DATASET |
★ ★ ★ ★ ★

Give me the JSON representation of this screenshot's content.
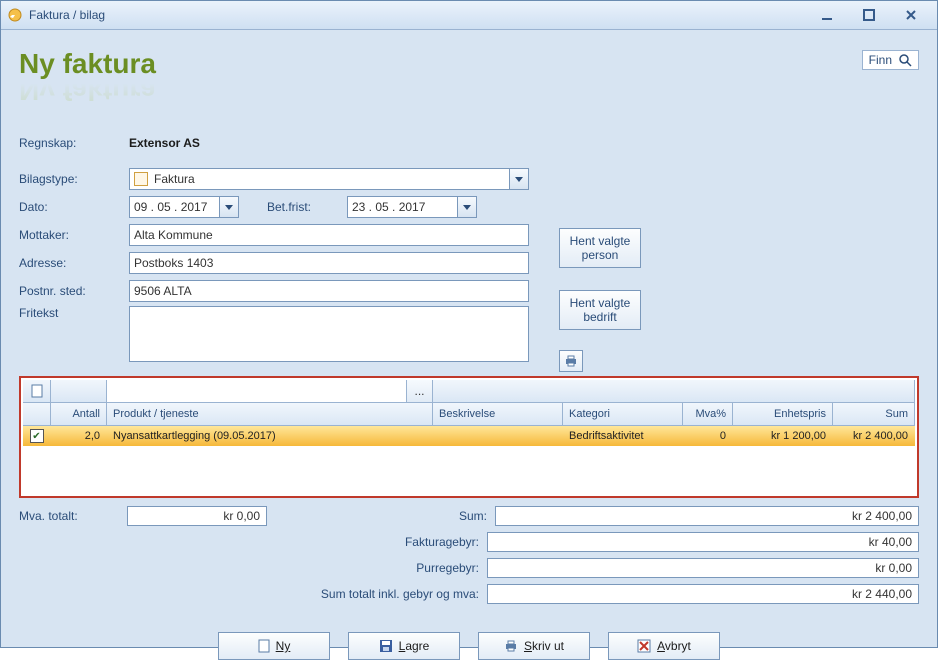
{
  "window": {
    "title": "Faktura / bilag"
  },
  "heading": "Ny faktura",
  "finn_label": "Finn",
  "labels": {
    "regnskap": "Regnskap:",
    "bilagstype": "Bilagstype:",
    "dato": "Dato:",
    "betfrist": "Bet.frist:",
    "mottaker": "Mottaker:",
    "adresse": "Adresse:",
    "postnr": "Postnr. sted:",
    "fritekst": "Fritekst"
  },
  "form": {
    "regnskap": "Extensor AS",
    "bilagstype": "Faktura",
    "dato": "09 . 05 . 2017",
    "betfrist": "23 . 05 . 2017",
    "mottaker": "Alta Kommune",
    "adresse": "Postboks 1403",
    "postnr": "9506 ALTA",
    "fritekst": ""
  },
  "side_buttons": {
    "hent_person": "Hent valgte person",
    "hent_bedrift": "Hent valgte bedrift"
  },
  "grid": {
    "headers": {
      "antall": "Antall",
      "produkt": "Produkt / tjeneste",
      "beskrivelse": "Beskrivelse",
      "kategori": "Kategori",
      "mva": "Mva%",
      "enhetspris": "Enhetspris",
      "sum": "Sum"
    },
    "rows": [
      {
        "checked": true,
        "antall": "2,0",
        "produkt": "Nyansattkartlegging (09.05.2017)",
        "beskrivelse": "",
        "kategori": "Bedriftsaktivitet",
        "mva": "0",
        "enhetspris": "kr 1 200,00",
        "sum": "kr 2 400,00"
      }
    ],
    "toolbar_dots": "..."
  },
  "totals": {
    "mva_totalt_lbl": "Mva. totalt:",
    "mva_totalt": "kr 0,00",
    "sum_lbl": "Sum:",
    "sum": "kr 2 400,00",
    "fakturagebyr_lbl": "Fakturagebyr:",
    "fakturagebyr": "kr 40,00",
    "purregebyr_lbl": "Purregebyr:",
    "purregebyr": "kr 0,00",
    "grand_lbl": "Sum totalt inkl. gebyr og mva:",
    "grand": "kr 2 440,00"
  },
  "buttons": {
    "ny": "Ny",
    "lagre": "Lagre",
    "skrivut": "Skriv ut",
    "avbryt": "Avbryt"
  }
}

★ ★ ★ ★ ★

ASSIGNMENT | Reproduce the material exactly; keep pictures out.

SOLUTION FOR THIS EXERCISE |
Give me the JSON representation of this screenshot's content.
{
  "window": {
    "title": "Faktura / bilag"
  },
  "heading": "Ny faktura",
  "finn_label": "Finn",
  "labels": {
    "regnskap": "Regnskap:",
    "bilagstype": "Bilagstype:",
    "dato": "Dato:",
    "betfrist": "Bet.frist:",
    "mottaker": "Mottaker:",
    "adresse": "Adresse:",
    "postnr": "Postnr. sted:",
    "fritekst": "Fritekst"
  },
  "form": {
    "regnskap": "Extensor AS",
    "bilagstype": "Faktura",
    "dato": "09 . 05 . 2017",
    "betfrist": "23 . 05 . 2017",
    "mottaker": "Alta Kommune",
    "adresse": "Postboks 1403",
    "postnr": "9506 ALTA",
    "fritekst": ""
  },
  "side_buttons": {
    "hent_person": "Hent valgte person",
    "hent_bedrift": "Hent valgte bedrift"
  },
  "grid": {
    "headers": {
      "antall": "Antall",
      "produkt": "Produkt / tjeneste",
      "beskrivelse": "Beskrivelse",
      "kategori": "Kategori",
      "mva": "Mva%",
      "enhetspris": "Enhetspris",
      "sum": "Sum"
    },
    "rows": [
      {
        "checked": true,
        "antall": "2,0",
        "produkt": "Nyansattkartlegging (09.05.2017)",
        "beskrivelse": "",
        "kategori": "Bedriftsaktivitet",
        "mva": "0",
        "enhetspris": "kr 1 200,00",
        "sum": "kr 2 400,00"
      }
    ],
    "toolbar_dots": "..."
  },
  "totals": {
    "mva_totalt_lbl": "Mva. totalt:",
    "mva_totalt": "kr 0,00",
    "sum_lbl": "Sum:",
    "sum": "kr 2 400,00",
    "fakturagebyr_lbl": "Fakturagebyr:",
    "fakturagebyr": "kr 40,00",
    "purregebyr_lbl": "Purregebyr:",
    "purregebyr": "kr 0,00",
    "grand_lbl": "Sum totalt inkl. gebyr og mva:",
    "grand": "kr 2 440,00"
  },
  "buttons": {
    "ny": "Ny",
    "lagre": "Lagre",
    "skrivut": "Skriv ut",
    "avbryt": "Avbryt"
  }
}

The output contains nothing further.